[[ Provided information open ]]
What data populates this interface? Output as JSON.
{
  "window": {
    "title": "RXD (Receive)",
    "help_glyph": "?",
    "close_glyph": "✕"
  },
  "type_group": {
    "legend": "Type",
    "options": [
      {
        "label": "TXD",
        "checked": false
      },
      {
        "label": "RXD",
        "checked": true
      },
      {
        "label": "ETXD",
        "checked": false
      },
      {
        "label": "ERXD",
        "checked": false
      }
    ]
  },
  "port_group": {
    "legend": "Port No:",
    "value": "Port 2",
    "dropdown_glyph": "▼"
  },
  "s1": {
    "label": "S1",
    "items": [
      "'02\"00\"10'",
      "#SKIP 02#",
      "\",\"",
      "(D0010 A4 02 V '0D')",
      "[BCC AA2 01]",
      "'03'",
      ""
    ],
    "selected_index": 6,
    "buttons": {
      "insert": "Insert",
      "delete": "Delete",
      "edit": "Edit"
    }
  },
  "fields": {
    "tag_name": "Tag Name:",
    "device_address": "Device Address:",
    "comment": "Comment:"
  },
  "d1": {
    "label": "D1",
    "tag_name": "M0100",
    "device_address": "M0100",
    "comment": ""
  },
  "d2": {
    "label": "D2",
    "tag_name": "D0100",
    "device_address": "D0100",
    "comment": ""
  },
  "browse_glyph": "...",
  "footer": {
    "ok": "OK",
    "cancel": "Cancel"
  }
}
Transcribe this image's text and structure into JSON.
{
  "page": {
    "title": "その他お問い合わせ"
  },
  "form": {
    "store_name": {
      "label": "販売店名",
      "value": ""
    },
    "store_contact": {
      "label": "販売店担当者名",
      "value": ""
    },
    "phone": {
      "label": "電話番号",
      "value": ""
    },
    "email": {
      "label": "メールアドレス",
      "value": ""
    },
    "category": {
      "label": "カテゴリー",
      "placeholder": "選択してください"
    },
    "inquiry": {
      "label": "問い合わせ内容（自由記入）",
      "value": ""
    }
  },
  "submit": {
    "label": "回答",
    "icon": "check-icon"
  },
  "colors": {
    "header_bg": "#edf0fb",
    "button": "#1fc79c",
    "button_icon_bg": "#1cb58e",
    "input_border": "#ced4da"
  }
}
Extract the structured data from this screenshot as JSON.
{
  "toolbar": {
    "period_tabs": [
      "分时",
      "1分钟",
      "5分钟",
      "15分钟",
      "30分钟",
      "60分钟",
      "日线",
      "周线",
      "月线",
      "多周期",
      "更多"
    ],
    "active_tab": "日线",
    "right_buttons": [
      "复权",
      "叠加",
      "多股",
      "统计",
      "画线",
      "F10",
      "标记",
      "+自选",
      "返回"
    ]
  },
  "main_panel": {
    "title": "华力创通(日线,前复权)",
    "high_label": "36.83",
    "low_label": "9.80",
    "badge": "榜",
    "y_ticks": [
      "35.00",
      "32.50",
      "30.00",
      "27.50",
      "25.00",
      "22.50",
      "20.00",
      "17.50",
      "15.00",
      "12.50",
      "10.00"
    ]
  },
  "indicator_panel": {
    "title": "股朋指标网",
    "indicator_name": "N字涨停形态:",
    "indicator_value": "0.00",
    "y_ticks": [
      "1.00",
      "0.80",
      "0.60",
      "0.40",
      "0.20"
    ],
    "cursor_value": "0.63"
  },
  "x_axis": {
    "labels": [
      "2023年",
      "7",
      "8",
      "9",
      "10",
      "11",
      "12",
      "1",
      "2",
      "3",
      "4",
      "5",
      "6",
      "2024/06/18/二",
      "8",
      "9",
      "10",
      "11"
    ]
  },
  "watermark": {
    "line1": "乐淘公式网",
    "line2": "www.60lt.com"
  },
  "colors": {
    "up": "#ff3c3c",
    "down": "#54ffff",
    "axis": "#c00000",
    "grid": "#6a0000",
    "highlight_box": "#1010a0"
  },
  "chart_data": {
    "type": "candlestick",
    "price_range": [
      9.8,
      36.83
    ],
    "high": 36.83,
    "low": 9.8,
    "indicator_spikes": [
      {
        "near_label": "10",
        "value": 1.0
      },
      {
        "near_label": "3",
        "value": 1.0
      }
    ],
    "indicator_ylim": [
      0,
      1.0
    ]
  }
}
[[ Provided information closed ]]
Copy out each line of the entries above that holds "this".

● **Response box**:
What data populates this interface? Output as JSON.
Transcribe this image's text and structure into JSON.
Extract the structured data from this screenshot as JSON.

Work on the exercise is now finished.